Examination techniques for hernia

Definition: A hernia is the protrusion of an organ or structure through the abdominal wall due to some weakness or defect in the support of the abdomen. There are several types of herniae: Umbilical, Abdominal, Femoral, Direct and Indirect inguinal herniae.

Test procedure: It best to observe the patient both lying supine and then standing to see if there any obvious changes in the outline of their abdominal wall. By standing they increase the pressure on the abdominal wall and any protrusions becomes more prominent. Ask the patient to lower their pants so that you can visualise the inguinal folds and testicles.
If you discover any protrusions then place your fingertips over it and ask the patient to cough or do the val salva manoeuvre. By raising their intra-abdominal pressure you will be able to feel the transmission of the impulses.

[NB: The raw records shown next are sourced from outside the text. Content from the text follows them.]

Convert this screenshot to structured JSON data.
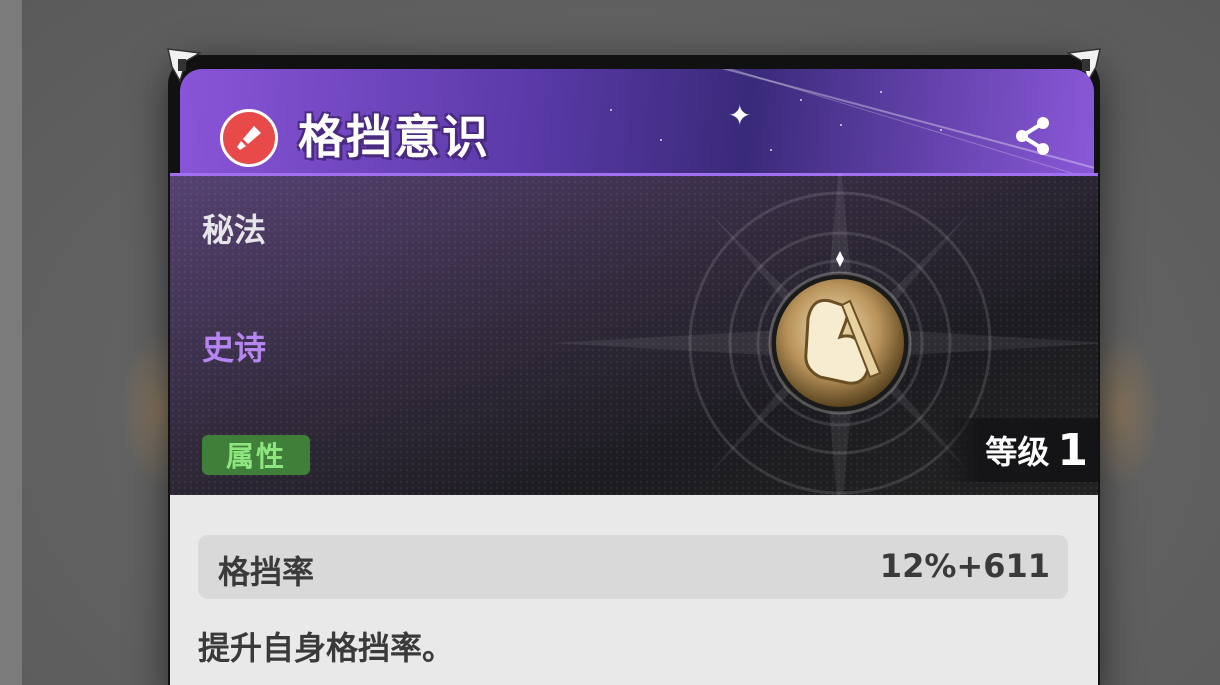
{
  "skill": {
    "title": "格挡意识",
    "category": "秘法",
    "rarity": "史诗",
    "attribute_badge": "属性",
    "level_label": "等级",
    "level_value": "1",
    "stat_name": "格挡率",
    "stat_value": "12%+611",
    "description": "提升自身格挡率。"
  },
  "icons": {
    "title_icon": "sword-icon",
    "share": "share-icon",
    "emblem": "fist-emblem-icon"
  },
  "colors": {
    "header_purple": "#8a55d8",
    "rarity_purple": "#b685f2",
    "badge_green": "#3f7f3a",
    "badge_text_green": "#8ee57e",
    "title_icon_red": "#e84a4a"
  }
}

An abdominal hernia may protrude as a lump anywhere on the abdominal wall, usually due to muscular weakness, whether developmental or acquired. An indirect inguinal hernia travels from the internal inguinal ring, through the inguinal canal, to the external inguinal ring.

Test findings: Protrusions may be visible on standing and may subside when supine. Positive signs can also include in the case of a direct inguinal hernia, manifestation of weakness of the abdominal wall close to the pubic tubercle. In cases of a hernia the patient may experience pain (not always) when asked to cough.
Furthermore the patient can be asked to cough while the examiner with fingertips placed over the suspected protrusion ascertains if there are any transmission of impulses suggesting a potential positive sign.

Considerations: Be aware that most hernias are reducible on palpation in contrast to other masses such as lipomas and cysts.